■ The task ■
Search the data for "true". Return each matching line.

■ Excerpted records ■

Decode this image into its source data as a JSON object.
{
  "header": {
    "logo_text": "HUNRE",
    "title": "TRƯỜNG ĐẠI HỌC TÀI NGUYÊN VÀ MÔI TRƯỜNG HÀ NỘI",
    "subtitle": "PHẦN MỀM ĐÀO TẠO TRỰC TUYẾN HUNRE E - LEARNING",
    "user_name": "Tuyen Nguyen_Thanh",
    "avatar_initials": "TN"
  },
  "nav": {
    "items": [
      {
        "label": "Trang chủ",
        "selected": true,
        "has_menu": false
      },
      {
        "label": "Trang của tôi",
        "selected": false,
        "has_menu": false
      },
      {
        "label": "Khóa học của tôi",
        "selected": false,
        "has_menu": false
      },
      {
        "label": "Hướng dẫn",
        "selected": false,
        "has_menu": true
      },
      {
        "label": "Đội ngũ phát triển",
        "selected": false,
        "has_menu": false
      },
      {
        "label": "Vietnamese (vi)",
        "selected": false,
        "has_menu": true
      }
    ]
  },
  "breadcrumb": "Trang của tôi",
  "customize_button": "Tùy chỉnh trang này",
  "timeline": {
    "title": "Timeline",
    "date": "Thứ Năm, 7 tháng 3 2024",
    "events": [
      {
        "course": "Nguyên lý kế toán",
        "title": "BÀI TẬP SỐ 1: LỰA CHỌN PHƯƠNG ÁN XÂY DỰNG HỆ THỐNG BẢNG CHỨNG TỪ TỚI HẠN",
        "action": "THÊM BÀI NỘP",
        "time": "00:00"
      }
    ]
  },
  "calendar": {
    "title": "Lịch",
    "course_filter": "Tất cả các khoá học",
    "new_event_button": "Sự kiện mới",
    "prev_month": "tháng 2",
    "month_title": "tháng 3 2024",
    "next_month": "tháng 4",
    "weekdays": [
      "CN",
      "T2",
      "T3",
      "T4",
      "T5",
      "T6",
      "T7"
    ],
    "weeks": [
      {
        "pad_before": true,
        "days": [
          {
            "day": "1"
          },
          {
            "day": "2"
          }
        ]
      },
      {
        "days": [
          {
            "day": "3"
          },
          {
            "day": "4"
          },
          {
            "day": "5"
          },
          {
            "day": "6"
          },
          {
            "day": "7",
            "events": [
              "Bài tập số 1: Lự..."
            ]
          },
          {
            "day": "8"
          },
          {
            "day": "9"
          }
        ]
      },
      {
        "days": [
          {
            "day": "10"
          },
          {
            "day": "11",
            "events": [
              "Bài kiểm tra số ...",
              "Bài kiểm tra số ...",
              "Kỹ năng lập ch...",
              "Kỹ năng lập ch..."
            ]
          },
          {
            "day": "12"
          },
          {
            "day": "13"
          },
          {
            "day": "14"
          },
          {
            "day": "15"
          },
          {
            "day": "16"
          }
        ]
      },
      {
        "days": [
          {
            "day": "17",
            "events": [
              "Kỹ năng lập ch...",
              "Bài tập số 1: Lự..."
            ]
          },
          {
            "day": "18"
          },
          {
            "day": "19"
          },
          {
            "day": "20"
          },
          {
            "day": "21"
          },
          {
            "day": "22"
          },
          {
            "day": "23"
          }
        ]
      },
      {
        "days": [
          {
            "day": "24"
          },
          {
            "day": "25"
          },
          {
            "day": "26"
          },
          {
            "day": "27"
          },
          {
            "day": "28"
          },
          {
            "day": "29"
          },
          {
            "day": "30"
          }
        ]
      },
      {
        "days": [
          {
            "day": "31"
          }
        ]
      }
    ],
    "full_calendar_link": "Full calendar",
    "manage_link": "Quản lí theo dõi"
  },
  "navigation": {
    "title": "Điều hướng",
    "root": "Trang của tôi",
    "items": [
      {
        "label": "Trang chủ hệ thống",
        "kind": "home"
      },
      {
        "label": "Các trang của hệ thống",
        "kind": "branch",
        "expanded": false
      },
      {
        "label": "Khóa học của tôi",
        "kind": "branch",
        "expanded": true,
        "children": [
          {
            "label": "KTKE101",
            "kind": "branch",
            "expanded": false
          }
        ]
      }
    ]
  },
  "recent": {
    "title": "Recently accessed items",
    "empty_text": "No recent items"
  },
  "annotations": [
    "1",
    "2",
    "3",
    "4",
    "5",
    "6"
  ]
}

■ Answer to this exercise ■
        "selected": true,
        "has_menu": true
        "has_menu": true
        "pad_before": true,
        "expanded": true,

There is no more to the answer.